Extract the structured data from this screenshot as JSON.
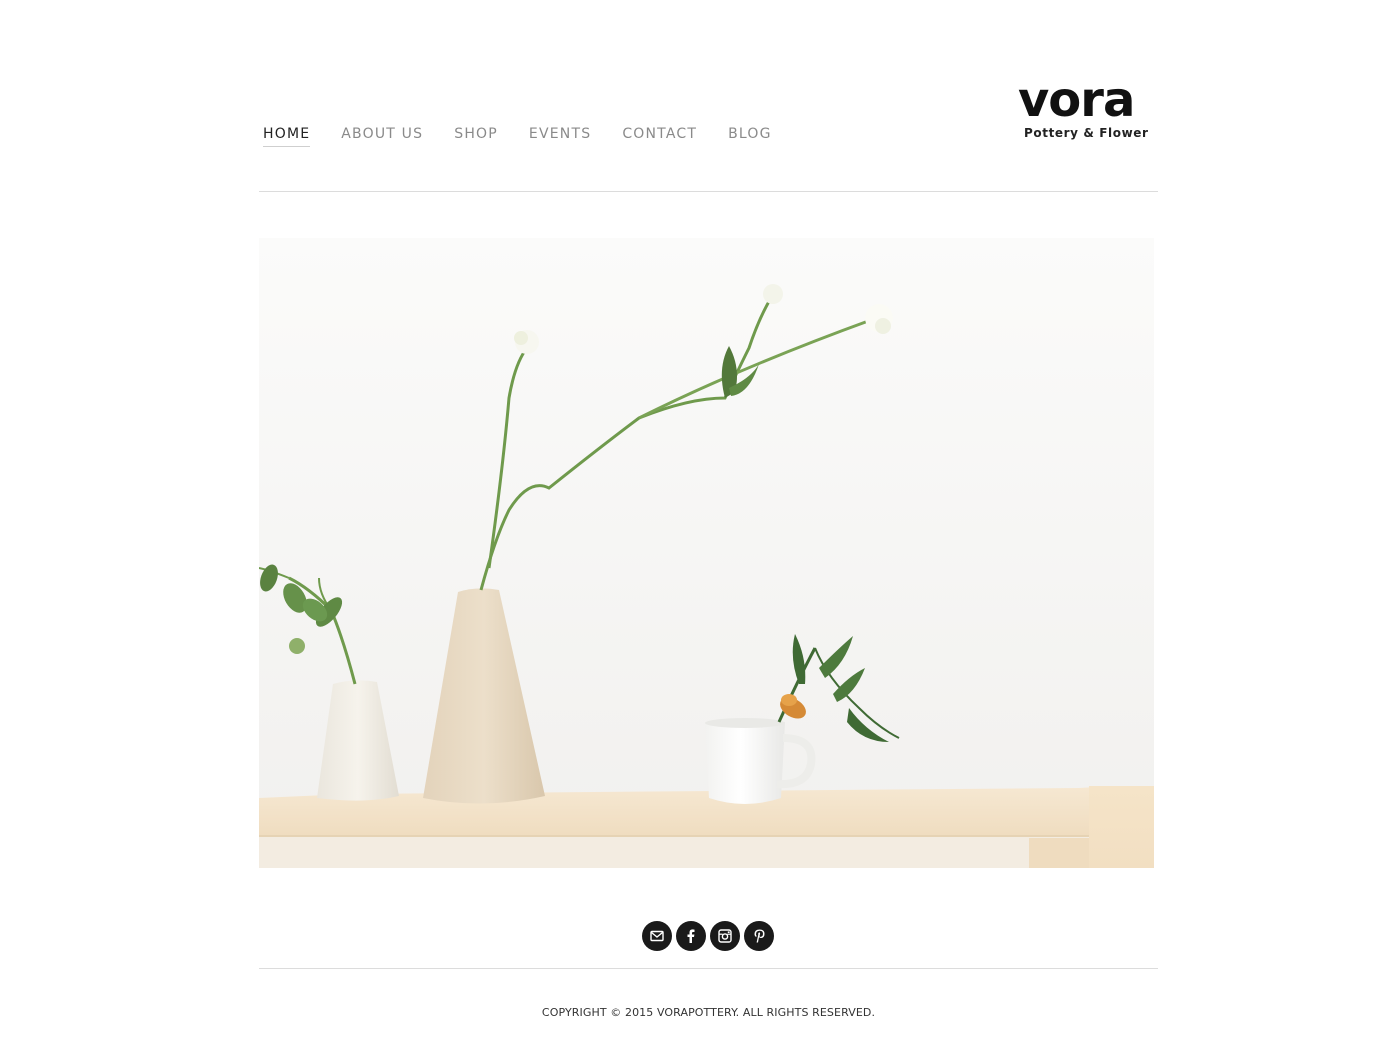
{
  "nav": {
    "items": [
      {
        "label": "HOME",
        "active": true
      },
      {
        "label": "ABOUT US",
        "active": false
      },
      {
        "label": "SHOP",
        "active": false
      },
      {
        "label": "EVENTS",
        "active": false
      },
      {
        "label": "CONTACT",
        "active": false
      },
      {
        "label": "BLOG",
        "active": false
      }
    ]
  },
  "logo": {
    "word": "vora",
    "tagline": "Pottery & Flower"
  },
  "hero": {
    "image": "photo-of-ceramic-vases-with-flowers-on-wooden-shelf"
  },
  "social": {
    "icons": [
      "mail-icon",
      "facebook-icon",
      "instagram-icon",
      "pinterest-icon"
    ]
  },
  "footer": {
    "copyright": "COPYRIGHT © 2015 VORAPOTTERY. ALL RIGHTS RESERVED."
  },
  "colors": {
    "nav_active": "#222222",
    "nav_inactive": "#8a8a8a",
    "divider": "#dcdcdc",
    "social_bg": "#1a1a1a"
  }
}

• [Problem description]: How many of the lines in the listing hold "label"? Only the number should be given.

• [Task solution]: 6